Parents bring their children into my office for a variety of reasons, but usually the children are there because somehow their cognitive, academic, or social-emotional needs are not being met by their current environment. Sometimes, after I get to know the child and conduct an evaluation, it becomes clear that the child is gifted, and that giftedness is part of the equation of this child’s unmet needs.
One 12-year-old boy told me his reasons for wanting to be evaluated: “I want to find out how many people in the world have a personality like me, because I want to know: where do I fit in?” He then poignantly added, “at lunchtime, all the boys want to talk about football, and I want to talk about physics!” A 16-year-old I tested shared with me that middle school had been the hardest time for him, because that’s when he “had the most disagreements with teachers on the worth of what we were doing.” A mother of a 6-year-old girl told me that her daughter comes home from school looking dejected, and described what she termed as her daughter’s “nerdy acting out.” When the girl’s first grade teacher asked the children to write down different ways to make the number 6, the girl wrote “2×3” and “-1 + 7”. The teacher then told the girl that “that’s not what we are doing right now.” After that incident, this child became even more disengaged from school.

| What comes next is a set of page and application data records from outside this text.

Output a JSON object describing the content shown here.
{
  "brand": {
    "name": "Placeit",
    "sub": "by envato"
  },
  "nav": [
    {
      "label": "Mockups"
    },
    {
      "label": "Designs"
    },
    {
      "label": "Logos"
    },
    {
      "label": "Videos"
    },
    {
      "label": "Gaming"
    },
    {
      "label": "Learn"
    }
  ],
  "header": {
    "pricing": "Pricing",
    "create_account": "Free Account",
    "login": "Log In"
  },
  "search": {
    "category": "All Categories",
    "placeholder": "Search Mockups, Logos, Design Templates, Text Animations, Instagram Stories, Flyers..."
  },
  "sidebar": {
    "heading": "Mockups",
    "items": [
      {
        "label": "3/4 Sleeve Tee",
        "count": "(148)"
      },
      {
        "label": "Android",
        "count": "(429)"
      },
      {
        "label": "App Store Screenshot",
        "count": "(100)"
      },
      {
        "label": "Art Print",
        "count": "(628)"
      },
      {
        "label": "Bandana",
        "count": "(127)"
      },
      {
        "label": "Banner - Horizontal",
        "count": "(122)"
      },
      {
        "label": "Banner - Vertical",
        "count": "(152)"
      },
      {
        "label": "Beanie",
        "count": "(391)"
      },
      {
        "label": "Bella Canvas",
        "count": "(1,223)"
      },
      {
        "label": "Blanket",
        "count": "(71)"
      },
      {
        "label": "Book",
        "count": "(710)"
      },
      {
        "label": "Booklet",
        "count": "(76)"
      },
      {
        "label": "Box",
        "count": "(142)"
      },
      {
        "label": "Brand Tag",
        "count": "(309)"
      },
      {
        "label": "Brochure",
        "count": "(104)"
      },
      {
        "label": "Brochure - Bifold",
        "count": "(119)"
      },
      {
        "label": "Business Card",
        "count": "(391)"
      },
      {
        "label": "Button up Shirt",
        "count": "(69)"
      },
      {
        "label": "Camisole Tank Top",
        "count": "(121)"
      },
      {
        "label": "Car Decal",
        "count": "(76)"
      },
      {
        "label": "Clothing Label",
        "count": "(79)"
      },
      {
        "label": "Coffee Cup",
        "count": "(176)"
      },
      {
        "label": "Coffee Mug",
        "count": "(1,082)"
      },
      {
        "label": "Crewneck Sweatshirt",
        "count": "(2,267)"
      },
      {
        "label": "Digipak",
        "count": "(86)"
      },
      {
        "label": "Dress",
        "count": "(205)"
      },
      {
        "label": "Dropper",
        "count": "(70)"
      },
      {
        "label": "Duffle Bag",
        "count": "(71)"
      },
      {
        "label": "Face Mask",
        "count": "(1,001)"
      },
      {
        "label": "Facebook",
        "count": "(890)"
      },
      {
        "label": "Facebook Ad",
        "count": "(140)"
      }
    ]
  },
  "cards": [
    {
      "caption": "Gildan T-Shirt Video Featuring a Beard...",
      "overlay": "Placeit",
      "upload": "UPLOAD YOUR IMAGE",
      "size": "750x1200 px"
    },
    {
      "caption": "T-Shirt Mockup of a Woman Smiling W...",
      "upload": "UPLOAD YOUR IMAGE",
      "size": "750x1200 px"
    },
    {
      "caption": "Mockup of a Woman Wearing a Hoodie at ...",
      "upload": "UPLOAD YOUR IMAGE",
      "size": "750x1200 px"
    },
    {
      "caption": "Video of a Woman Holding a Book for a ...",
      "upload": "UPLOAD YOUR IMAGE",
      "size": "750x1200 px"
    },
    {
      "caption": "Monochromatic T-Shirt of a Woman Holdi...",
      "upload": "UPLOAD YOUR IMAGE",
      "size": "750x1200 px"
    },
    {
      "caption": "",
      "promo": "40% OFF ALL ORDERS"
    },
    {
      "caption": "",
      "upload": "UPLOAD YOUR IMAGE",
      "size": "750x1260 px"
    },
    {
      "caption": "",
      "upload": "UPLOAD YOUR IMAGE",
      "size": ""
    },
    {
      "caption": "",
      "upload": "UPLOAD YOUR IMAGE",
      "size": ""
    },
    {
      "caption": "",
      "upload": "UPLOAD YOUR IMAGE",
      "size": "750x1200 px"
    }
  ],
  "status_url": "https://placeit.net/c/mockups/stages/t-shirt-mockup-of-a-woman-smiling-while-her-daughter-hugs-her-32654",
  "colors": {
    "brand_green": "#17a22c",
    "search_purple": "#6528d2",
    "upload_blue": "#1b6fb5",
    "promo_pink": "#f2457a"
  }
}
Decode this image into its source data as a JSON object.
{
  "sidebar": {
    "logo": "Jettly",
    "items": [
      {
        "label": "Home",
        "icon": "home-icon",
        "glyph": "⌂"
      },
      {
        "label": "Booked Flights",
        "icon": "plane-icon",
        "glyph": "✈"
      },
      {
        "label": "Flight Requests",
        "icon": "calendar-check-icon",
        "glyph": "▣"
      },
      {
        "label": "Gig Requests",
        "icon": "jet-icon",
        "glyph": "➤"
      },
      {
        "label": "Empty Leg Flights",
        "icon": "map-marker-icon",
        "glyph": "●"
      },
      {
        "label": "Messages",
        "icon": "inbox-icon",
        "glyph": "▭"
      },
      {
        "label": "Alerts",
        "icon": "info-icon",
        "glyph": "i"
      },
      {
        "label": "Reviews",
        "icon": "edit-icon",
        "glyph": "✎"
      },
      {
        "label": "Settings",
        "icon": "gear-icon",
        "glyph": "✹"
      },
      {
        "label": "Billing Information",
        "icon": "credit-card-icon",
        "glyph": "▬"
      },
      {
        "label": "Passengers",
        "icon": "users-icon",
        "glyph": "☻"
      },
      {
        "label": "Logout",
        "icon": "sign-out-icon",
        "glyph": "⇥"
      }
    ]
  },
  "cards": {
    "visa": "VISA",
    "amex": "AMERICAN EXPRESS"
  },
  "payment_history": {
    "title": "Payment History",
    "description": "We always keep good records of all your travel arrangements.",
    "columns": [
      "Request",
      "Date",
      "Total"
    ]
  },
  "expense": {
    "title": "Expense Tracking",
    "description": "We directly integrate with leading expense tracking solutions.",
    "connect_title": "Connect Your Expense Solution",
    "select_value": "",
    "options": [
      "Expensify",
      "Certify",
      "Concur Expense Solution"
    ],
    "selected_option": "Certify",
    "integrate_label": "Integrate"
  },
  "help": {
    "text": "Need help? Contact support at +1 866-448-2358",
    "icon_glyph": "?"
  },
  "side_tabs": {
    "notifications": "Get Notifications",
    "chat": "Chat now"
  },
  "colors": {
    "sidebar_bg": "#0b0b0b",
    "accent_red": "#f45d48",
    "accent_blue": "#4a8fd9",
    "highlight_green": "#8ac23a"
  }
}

When I share the results of the evaluation with parents and with the child, we discuss how being gifted is an important part of the child’s unique learning profile and of the unique way this child relates to the world.
At this point, it becomes important to clarify: what does “being gifted” mean?
Does your eight-year-old still count on her fingers? Is your fourth grader having a tough time with simple addition problems? Is math homework a daily battle with your middle schooler?
According to research conducted by the U.S. Department of Education, between 58 and 75 percent of school-aged students in the U.S. perform below proficiency levels in mathematics (1) (2). A variety of factors are contributing to this alarming statistic: cultural attitudes, low academic self-confidence, poor instructional methods, as well as neurodevelopmental disorders that affect learning across the board. However, up to 10% of students struggling with math have a specific learning disability known as dyscalculia. Children with this learning disorder have a difficult time making sense of numbers and math concepts.
My daughter has been at her preschool for over three months and still cries at drop off. Is this normal or should I be concerned?
My four-year-old son used to sleep through the night, but all of a sudden he is scared of the dark and cannot sleep alone. What can I do?
At every age, a child is working on mastering a particular set of skills or developmental tasks. Thus, every age, every stage of development, brings with it its own set of challenges. Difficulties in mastering age-appropriate developmental tasks will likely manifest as behavioral problems, academic struggles, or challenges in interacting with family members or peers. Parents can see that their child is struggling, but are not always sure what is going on and how to help. In order to better understand the nature of a child’s difficulties and to chart the most appropriate course of action for addressing the problem, parents might choose to bring their child in for a neuropsychological evaluation.
In my practice, I often see children who are growing up in a bilingual environment. Parents of bilingual children often wonder if, and how, bilingualism affects the process of language acquisition. “My child is behind in his speech, could it be because he hears two languages?” parents often ask. To clarify the facts and dispel the myths about the effects of bilingualism on language acquisition, I will take a closer look at the research on this topic. In thinking about the path of a bilingual child’s language development, here are some things to consider: